PROBLEM STATEMENT: Where a line of the material contains the string "this", copy that line.

RECORD SET:
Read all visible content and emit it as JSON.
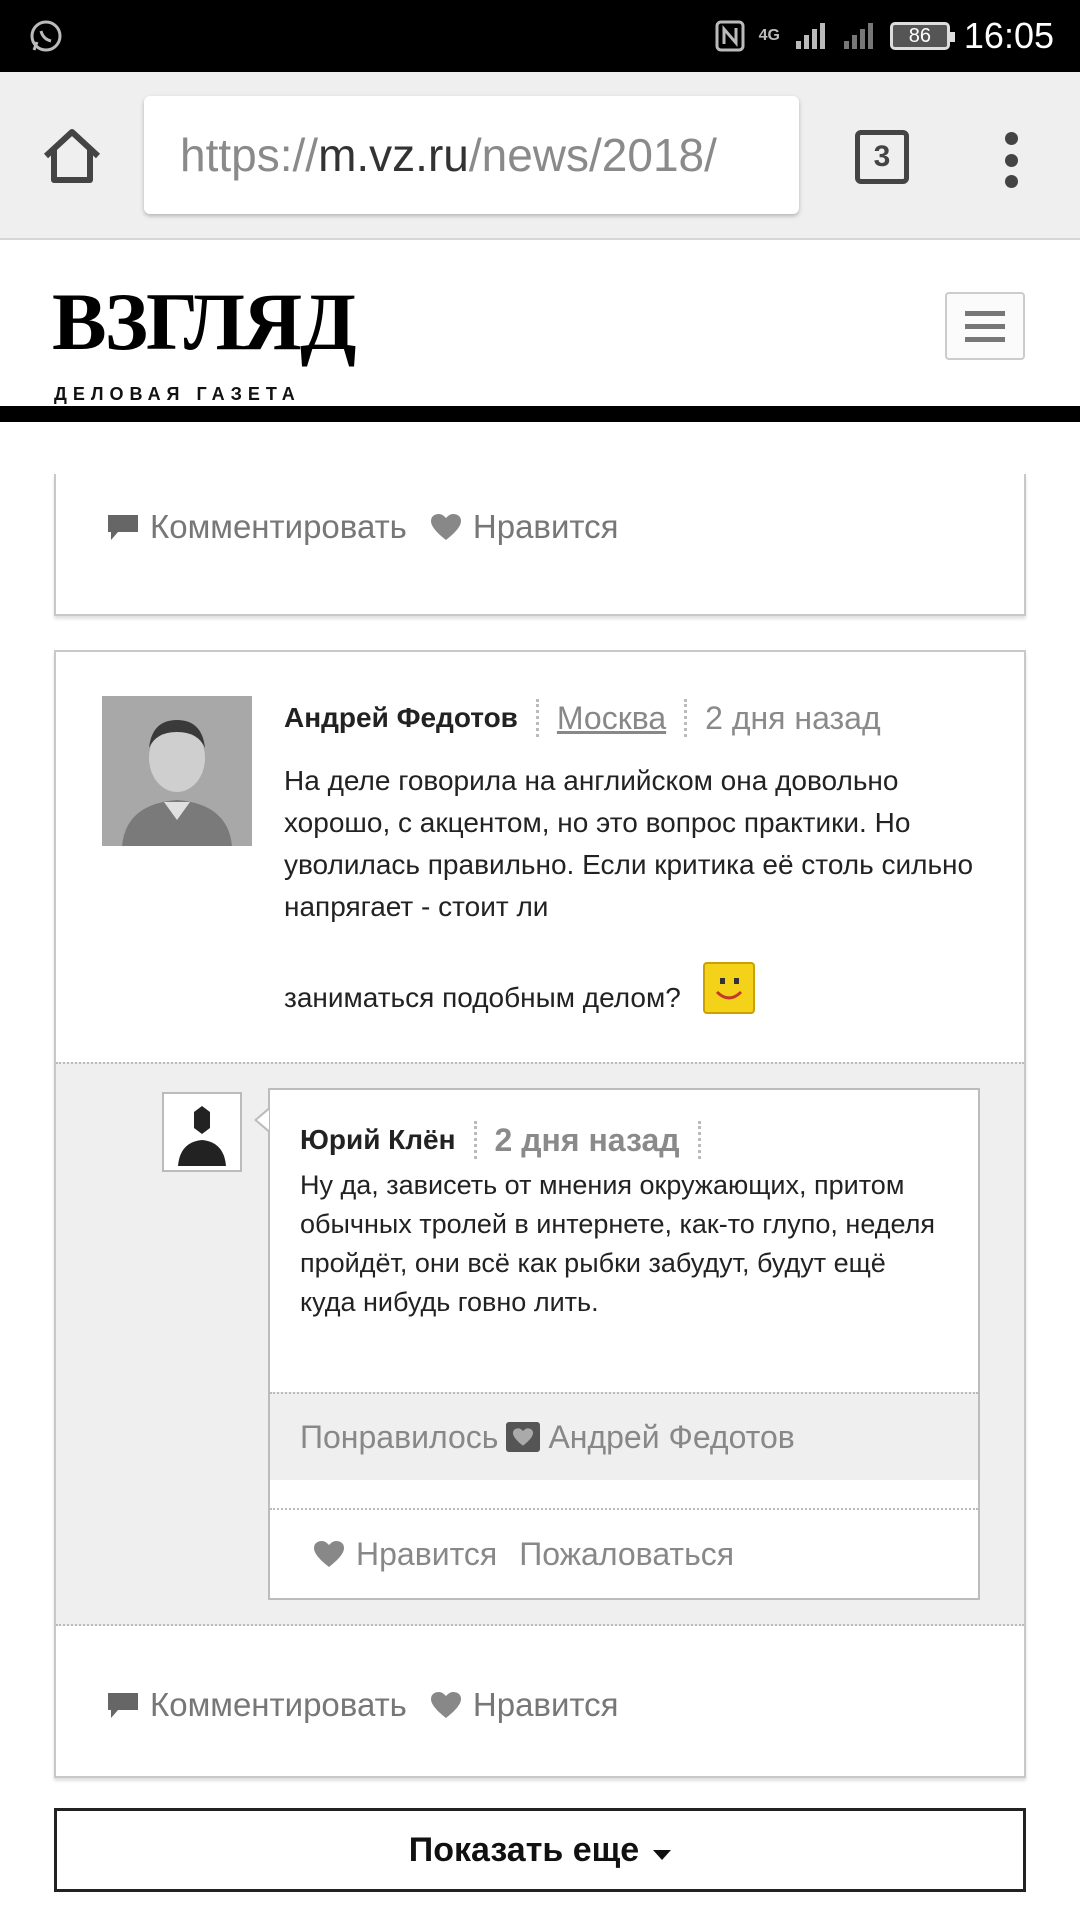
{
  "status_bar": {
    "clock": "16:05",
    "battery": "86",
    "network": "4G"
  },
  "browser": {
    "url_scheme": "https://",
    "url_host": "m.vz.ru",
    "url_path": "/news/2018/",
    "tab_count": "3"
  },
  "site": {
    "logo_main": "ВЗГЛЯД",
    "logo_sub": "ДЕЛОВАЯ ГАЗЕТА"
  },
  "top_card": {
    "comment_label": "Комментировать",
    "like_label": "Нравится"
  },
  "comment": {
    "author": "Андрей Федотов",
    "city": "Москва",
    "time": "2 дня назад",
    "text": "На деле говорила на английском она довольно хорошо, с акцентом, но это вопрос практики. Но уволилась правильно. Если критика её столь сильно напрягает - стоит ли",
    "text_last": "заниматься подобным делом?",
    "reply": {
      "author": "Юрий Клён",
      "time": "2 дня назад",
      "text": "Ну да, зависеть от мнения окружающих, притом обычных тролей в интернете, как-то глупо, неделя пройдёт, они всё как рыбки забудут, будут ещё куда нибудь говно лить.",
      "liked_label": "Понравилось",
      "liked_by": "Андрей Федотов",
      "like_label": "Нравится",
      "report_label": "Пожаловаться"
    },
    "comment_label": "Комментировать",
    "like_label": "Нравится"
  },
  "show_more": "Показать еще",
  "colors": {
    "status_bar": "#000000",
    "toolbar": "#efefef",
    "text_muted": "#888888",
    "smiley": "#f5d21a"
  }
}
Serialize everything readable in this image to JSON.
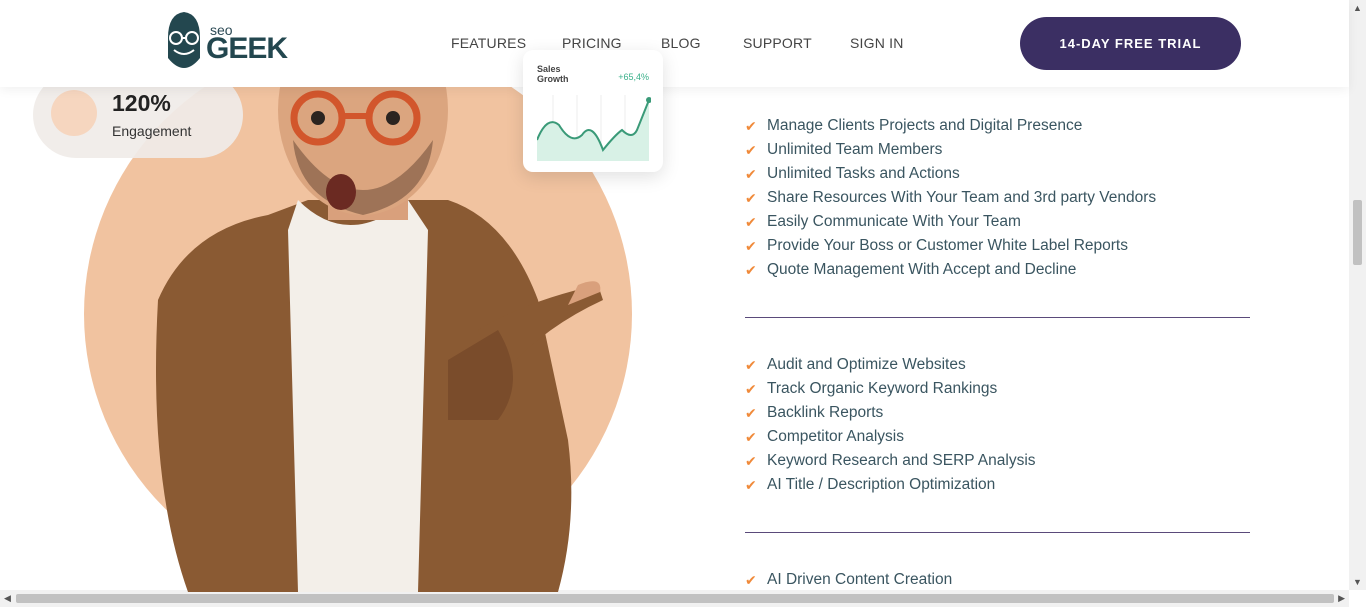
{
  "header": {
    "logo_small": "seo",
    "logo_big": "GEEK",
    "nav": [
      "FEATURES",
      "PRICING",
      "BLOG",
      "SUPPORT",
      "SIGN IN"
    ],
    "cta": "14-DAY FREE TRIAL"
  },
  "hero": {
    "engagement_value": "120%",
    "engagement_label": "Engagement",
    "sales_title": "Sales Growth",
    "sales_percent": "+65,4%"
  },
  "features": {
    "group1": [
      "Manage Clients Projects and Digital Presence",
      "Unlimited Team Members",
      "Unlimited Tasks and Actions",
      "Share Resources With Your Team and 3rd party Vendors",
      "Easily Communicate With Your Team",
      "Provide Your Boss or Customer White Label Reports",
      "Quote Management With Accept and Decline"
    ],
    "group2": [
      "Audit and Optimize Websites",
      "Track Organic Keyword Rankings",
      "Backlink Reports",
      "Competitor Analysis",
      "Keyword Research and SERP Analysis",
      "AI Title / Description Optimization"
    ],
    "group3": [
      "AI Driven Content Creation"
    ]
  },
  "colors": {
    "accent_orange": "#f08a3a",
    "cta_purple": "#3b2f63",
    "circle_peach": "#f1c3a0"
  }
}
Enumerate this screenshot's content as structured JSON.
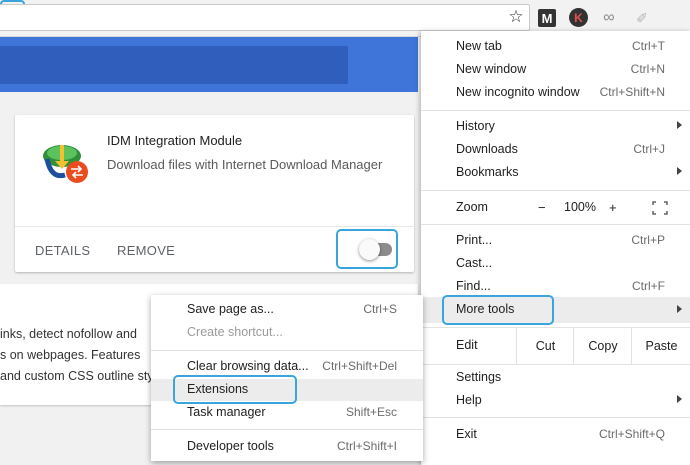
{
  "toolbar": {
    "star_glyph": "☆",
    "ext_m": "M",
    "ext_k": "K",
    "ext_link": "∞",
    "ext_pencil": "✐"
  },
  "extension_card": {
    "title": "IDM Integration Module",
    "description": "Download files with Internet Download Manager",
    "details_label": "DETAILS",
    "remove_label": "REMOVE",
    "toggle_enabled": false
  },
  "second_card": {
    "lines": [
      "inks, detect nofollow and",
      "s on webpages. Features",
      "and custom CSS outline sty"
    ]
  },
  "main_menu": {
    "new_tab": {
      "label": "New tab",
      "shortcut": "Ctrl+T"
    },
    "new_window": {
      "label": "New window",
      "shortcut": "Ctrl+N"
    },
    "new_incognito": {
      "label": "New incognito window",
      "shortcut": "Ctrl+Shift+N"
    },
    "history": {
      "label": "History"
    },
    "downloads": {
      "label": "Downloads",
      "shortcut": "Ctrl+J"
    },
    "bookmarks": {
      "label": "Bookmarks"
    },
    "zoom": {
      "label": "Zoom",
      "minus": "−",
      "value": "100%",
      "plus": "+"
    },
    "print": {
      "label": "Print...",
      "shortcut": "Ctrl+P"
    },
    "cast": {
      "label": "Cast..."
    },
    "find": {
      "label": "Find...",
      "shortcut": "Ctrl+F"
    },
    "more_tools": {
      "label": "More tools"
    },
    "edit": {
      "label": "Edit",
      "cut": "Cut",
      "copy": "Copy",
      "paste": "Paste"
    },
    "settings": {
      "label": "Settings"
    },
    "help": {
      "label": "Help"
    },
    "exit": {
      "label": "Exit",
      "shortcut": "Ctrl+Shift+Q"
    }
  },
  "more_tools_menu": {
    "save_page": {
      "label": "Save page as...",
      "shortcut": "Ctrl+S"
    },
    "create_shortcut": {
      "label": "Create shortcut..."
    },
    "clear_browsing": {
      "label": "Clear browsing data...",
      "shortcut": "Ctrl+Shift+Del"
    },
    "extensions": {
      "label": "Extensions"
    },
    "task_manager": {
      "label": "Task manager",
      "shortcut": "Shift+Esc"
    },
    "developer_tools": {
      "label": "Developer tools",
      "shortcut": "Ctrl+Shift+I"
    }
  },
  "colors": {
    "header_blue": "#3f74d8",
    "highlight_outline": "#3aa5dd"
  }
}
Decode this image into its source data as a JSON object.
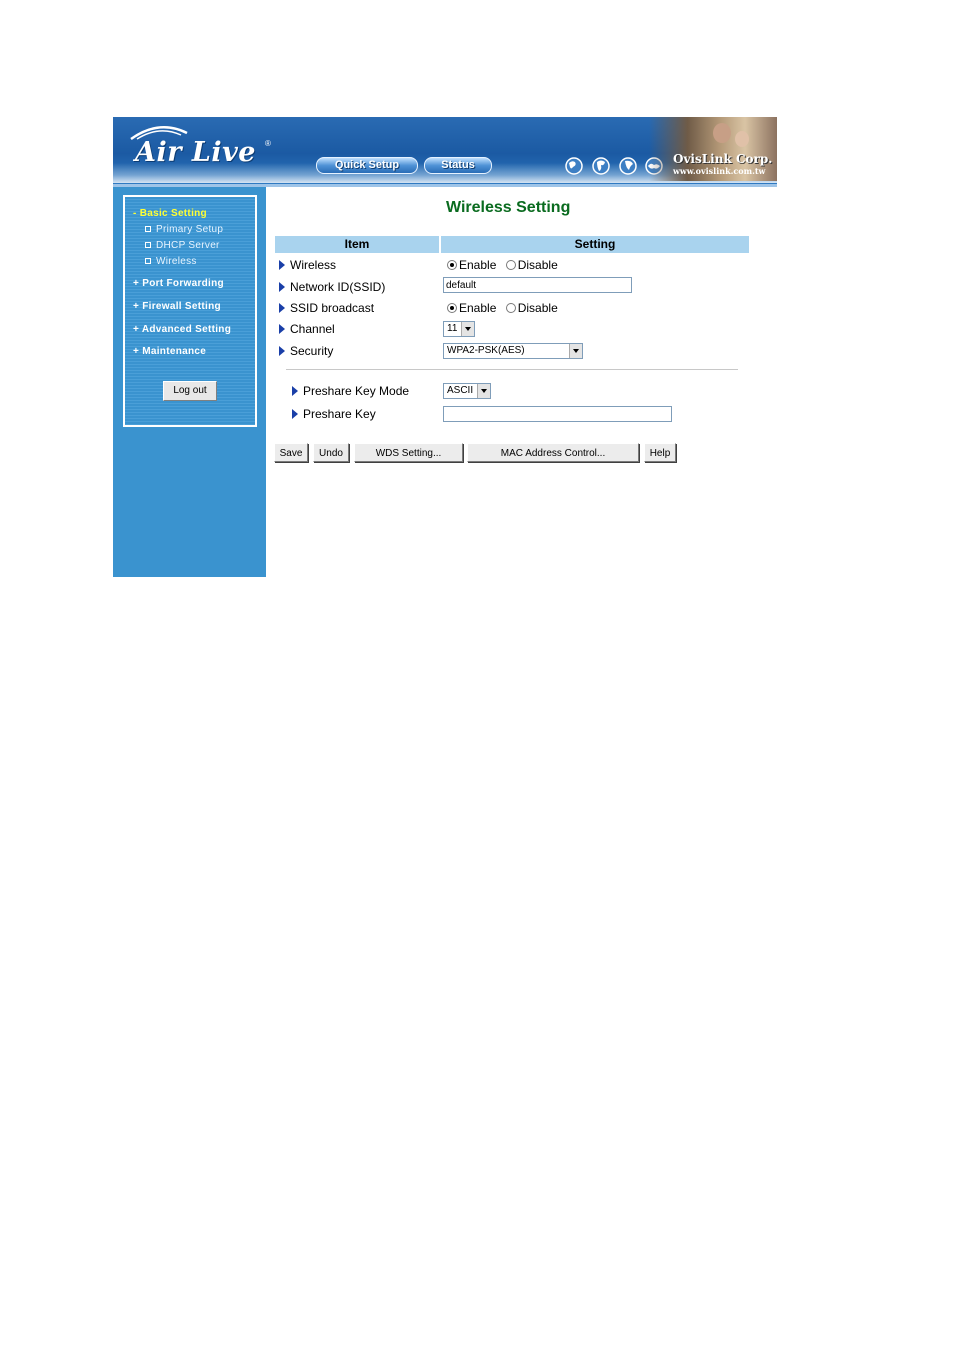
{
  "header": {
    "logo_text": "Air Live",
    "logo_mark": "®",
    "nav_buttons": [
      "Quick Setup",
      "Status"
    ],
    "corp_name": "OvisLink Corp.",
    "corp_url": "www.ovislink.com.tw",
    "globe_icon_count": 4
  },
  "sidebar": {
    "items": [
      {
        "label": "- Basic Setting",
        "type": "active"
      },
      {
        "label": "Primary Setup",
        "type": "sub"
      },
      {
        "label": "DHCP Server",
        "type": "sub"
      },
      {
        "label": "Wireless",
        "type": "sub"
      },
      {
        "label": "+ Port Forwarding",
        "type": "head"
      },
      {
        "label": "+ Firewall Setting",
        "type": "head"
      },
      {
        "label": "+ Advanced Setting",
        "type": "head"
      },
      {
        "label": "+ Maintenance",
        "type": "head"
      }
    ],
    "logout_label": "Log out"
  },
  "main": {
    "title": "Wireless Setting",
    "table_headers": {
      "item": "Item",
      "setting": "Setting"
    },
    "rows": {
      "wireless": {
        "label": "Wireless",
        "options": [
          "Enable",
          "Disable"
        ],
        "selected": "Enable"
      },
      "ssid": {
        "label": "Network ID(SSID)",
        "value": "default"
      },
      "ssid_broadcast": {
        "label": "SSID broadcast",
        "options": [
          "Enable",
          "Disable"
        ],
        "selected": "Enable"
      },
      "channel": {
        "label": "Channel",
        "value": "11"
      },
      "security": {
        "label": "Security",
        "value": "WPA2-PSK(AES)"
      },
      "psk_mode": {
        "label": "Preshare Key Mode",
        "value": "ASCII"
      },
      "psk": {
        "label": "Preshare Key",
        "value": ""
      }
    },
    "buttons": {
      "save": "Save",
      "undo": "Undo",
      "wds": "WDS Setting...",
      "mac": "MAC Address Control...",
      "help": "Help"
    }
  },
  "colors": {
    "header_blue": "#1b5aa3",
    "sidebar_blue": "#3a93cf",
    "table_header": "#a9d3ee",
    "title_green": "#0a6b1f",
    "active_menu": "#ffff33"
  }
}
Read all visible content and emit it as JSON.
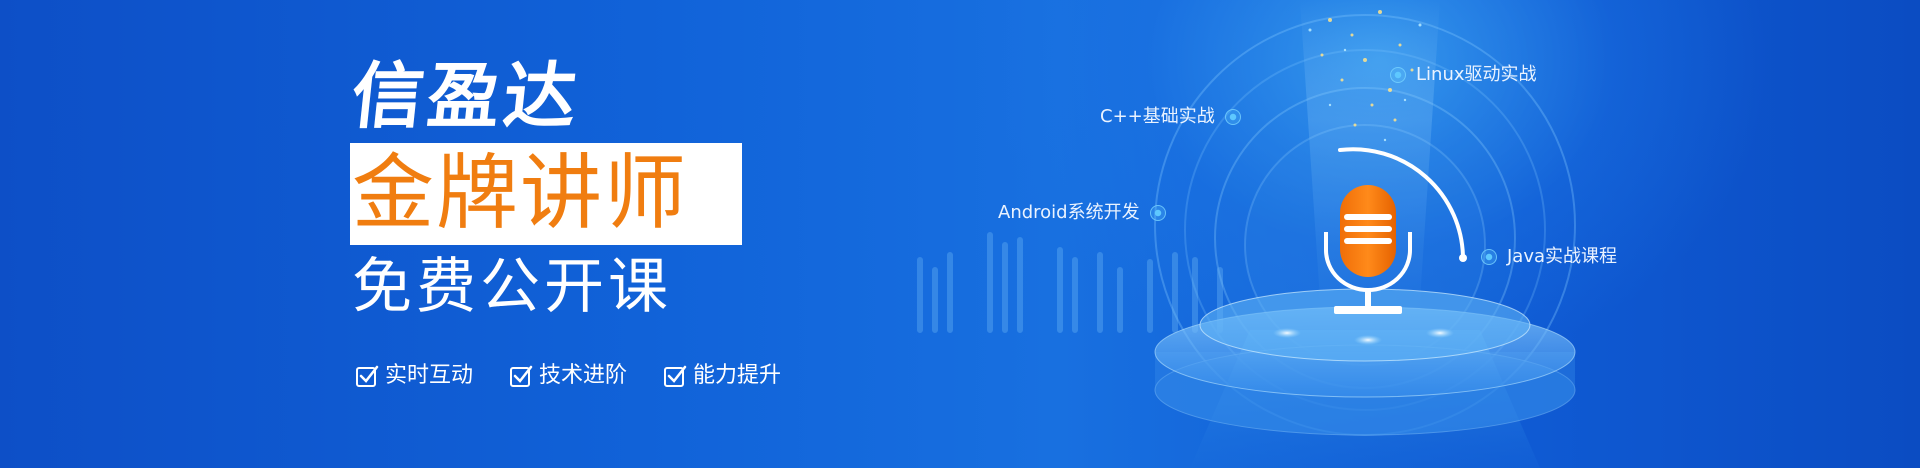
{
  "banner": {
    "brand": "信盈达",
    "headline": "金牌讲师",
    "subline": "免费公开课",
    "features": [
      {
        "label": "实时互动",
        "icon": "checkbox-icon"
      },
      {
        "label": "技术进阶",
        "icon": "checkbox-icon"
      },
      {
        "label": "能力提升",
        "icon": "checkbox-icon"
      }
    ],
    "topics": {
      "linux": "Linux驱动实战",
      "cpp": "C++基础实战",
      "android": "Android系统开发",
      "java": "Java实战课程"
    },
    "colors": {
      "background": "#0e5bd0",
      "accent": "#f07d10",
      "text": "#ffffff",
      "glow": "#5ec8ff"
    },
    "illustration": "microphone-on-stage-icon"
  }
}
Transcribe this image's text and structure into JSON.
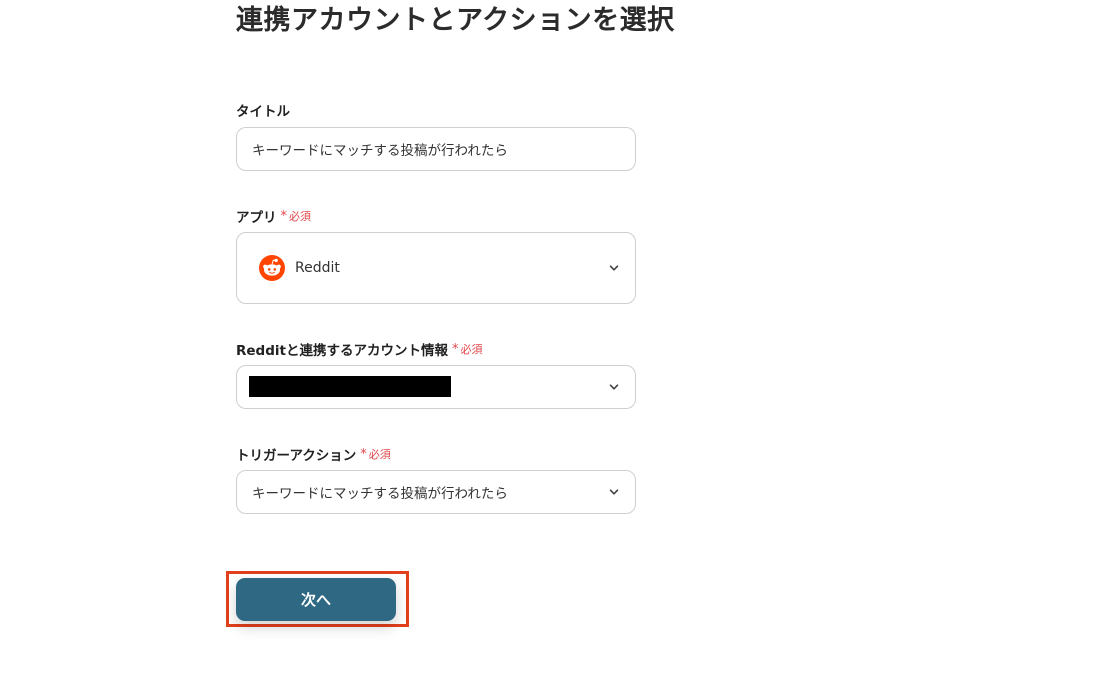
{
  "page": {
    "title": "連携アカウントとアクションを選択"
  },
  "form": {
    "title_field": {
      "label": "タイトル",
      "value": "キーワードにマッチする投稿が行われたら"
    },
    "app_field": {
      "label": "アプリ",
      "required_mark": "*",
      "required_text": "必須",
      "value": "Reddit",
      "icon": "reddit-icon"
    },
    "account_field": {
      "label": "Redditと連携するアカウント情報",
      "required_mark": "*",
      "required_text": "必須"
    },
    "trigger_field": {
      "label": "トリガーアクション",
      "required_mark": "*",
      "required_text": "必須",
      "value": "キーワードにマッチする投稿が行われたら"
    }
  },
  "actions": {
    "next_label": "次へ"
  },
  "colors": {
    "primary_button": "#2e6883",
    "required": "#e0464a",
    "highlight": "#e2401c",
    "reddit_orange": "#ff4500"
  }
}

OUTPUT BELOW:
Serialize everything readable in this image to JSON.
Enumerate this screenshot's content as structured JSON.
Decode this image into its source data as a JSON object.
Transcribe this image's text and structure into JSON.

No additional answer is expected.